Synopsis by Hal Erickson
Arguably the most irritating, infuriating and insufferable TV-series hero of all time, Dr. Gregory House (Hugh Laurie), infectious disease and nephrology specialist at Princeton-Plainsboro Teaching Hospital in New Jersey, brought a whole new spectrum of meanings to the words "obnoxious", "abrasive" and "misanthropic". Mercilessly ragging and browbeating colleagues and patients alike (when he actually condescended to speak to them, that is), House trusted absolutely no one, least of all himself. While it could be argued that his incessant anger and sarcasm grew from the fact that his leg was in constant pain, he had only himself to blame for much of the agony because he insisted upon using his cane incorrectly--mainly because it annoyed people when he did so (riding a motorcyle to and from work didn't help his physical wellbeing any either). Add to this the fact that House didn't seem to know what proper grooming was, and that he was addicted to Vicodin and other painkillers and wasn't above forging prescriptions to keep the drugs flowing, and you have a classic example of a sociopathic jerk who under normal circumstances wouldn't be worth the time it took to mention is name. Except for one thing: Dr. House happened to be a genius in his field, his brilliance shining brightest when solving complex medical cases that had thoroughly baffled all the other experts, and correctly diagnosing rare, obscure and highly lethal diseases, literally snatching his patients from the jaws of death at the last moment in many case. There is probably nothing more irksome that someone who thinks he's always right, and who turns out to BE always right: That was House. To his credit, he inspired great loyalty and admiration from his long-suffering staff, including neurologist Eric Foreman (Omar Epps), immunologist/allergist Allison Cameron (Jennifer Morrison) and intensivist Robert Chase (Jesse Spencer). And incredible though it seemed, he could boast a good and faithful friend in the form of oncologist Dr. James Wilson (Robert Sean Leonard), perhaps the only person to whom House ever turned for advice. Even his chief antagonist, hospital adminstrator and dean of medicine Lisa Cuddy (Lisa Edelstein), grudgingly admitted that House always got results, despite her abhorrence of his behavior and methods. Though officially based on an article about a real-life diagonstician who specialized in unusual medical cases, star Hugh Laurie has admitted that the weekly, hour-long medical drama House was also heavily beholden to the "Sherlock Holmes" stories, and certainly the series contained numerous Holmesian elements: The similar surname of aloof, antisocial "detective" who doggedly scrutinized each and every detail of the case at hand, the Watsonlike best friend, and the reliance upon narcotics. As a bonus, several of the supporting character's names were lifted from the Holmes canon: In the very first episode, House's patient was named Adler (as in "Irene"); and when he was shot and wounded by the disgruntled husband of another patient at the end of the series' second season, his assailant was a Mr. Moriarty! Debuting November 16, 2004 on the Fox network, House (official title: House: M.D.) was the recipient of several industry awards, as well as the prestigious Peabody award for "Best of Electronic Media." As if Dr. House gave a damn.

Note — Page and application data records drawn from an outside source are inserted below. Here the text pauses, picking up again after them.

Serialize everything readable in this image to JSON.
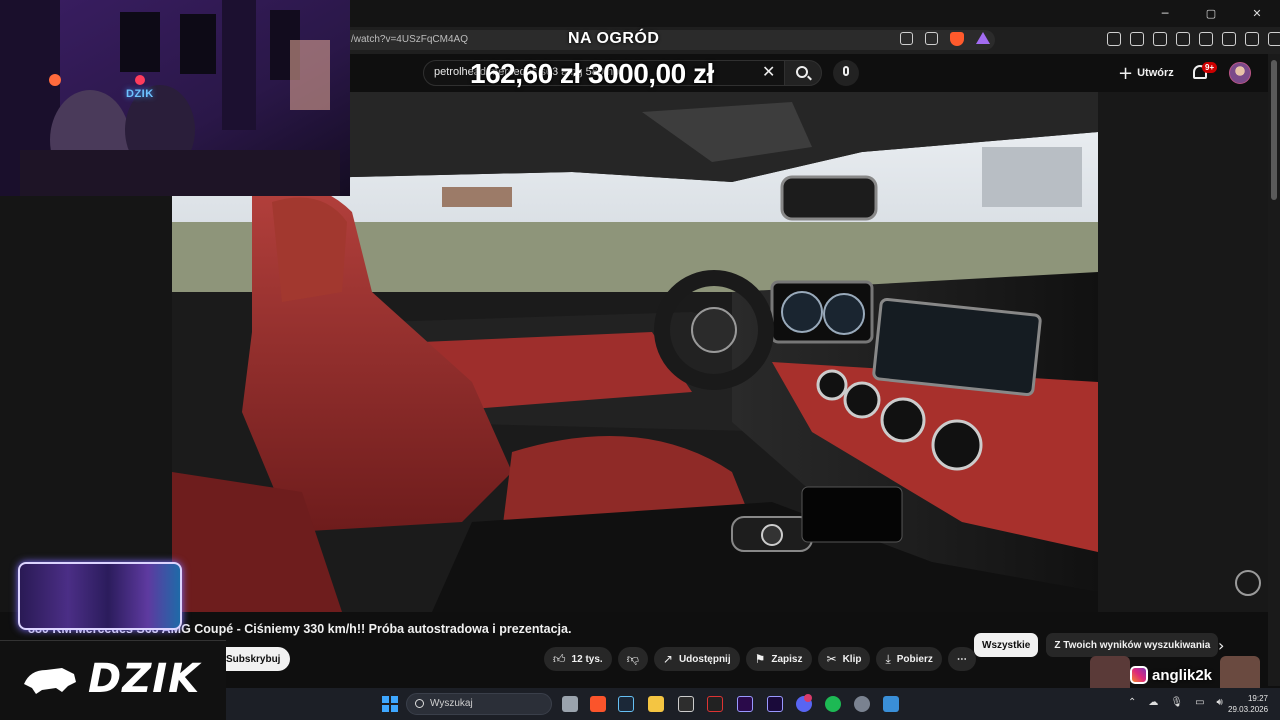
{
  "browser": {
    "url": "/watch?v=4USzFqCM4AQ",
    "window_controls": [
      "─",
      "▢",
      "✕"
    ]
  },
  "overlay": {
    "goal_label": "NA OGRÓD",
    "amount_text": "162,60 zł 3000,00 zł"
  },
  "youtube": {
    "search_value": "petrolhead mercedes s63 amg 580 hp",
    "create_label": "Utwórz",
    "notification_badge": "9+",
    "video_title": "880 KM Mercedes S63 AMG Coupé - Ciśniemy 330 km/h!! Próba autostradowa i prezentacja.",
    "subscribe_label": "Subskrybuj",
    "actions": {
      "likes": "12 tys.",
      "share": "Udostępnij",
      "save": "Zapisz",
      "clip": "Klip",
      "download": "Pobierz",
      "more": "⋯"
    },
    "chips": [
      "Wszystkie",
      "Z Twoich wyników wyszukiwania"
    ],
    "chip_next": "›"
  },
  "stream": {
    "webcam_logo": "DZIK",
    "banner_text": "DZIK",
    "instagram_handle": "anglik2k"
  },
  "taskbar": {
    "search_placeholder": "Wyszukaj",
    "clock_time": "19:27",
    "clock_date": "29.03.2026"
  },
  "colors": {
    "youtube_bg": "#0f0f0f",
    "pill_bg": "#272727",
    "accent_red": "#cc0000",
    "leather_red": "#a52a2a"
  }
}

doctor, arrogance, medical-treatment, rudeness, diagnosis, mystery [enigma], hospital, patient [medical], infectious-disease